## TASK INSTRUCTIONS
From the entries that follow, report every line in which "saya" occurs.

## Entries from a dataset of interfaces
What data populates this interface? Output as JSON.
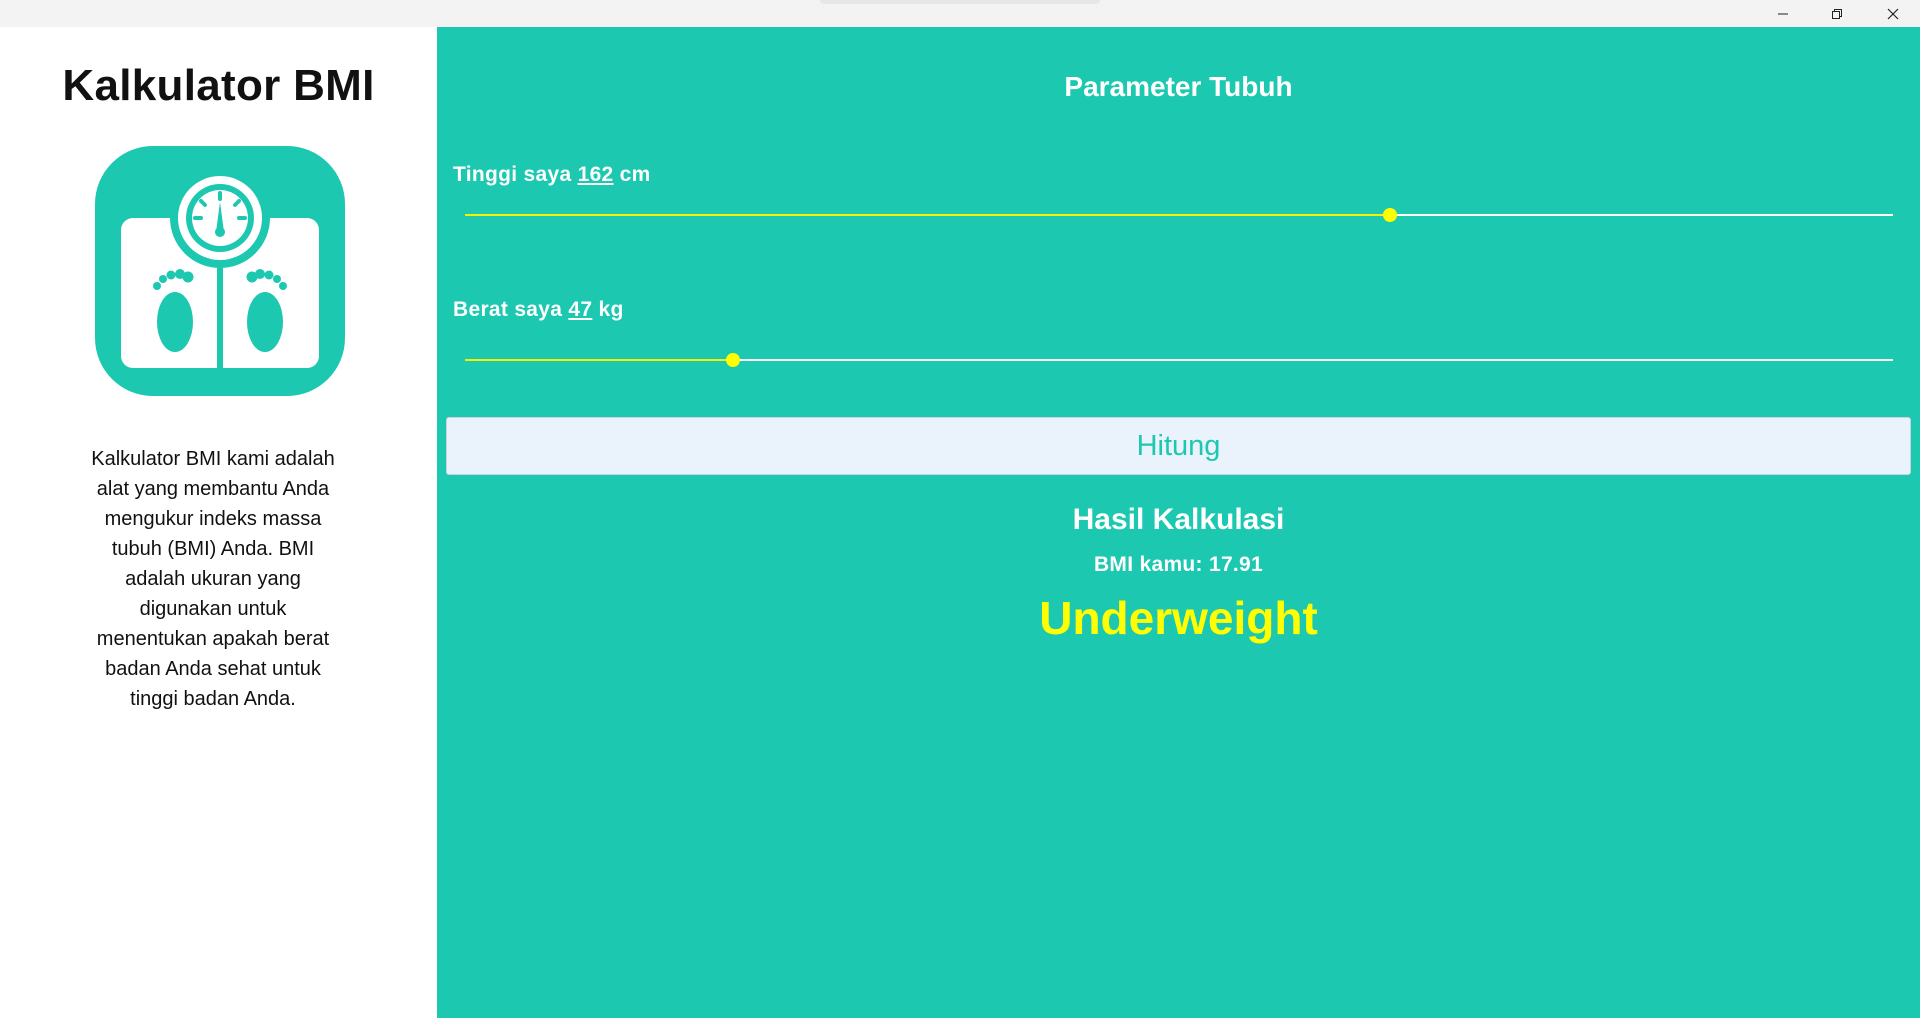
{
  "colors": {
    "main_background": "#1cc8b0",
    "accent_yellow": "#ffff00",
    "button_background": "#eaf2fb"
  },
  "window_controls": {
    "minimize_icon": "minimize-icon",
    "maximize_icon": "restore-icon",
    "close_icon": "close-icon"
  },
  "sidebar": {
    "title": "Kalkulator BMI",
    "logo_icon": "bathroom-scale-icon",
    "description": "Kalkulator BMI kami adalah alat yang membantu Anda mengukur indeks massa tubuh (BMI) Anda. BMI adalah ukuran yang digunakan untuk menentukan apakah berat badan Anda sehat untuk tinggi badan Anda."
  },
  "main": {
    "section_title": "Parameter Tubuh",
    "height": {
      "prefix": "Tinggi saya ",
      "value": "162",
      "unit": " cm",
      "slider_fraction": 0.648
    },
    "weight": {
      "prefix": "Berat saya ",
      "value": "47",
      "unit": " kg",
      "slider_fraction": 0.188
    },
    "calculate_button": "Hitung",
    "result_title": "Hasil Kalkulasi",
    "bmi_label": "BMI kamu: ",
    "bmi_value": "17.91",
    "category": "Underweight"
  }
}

## OUTPUT FOR THIS TASK
      "prefix": "Tinggi saya ",
      "prefix": "Berat saya ",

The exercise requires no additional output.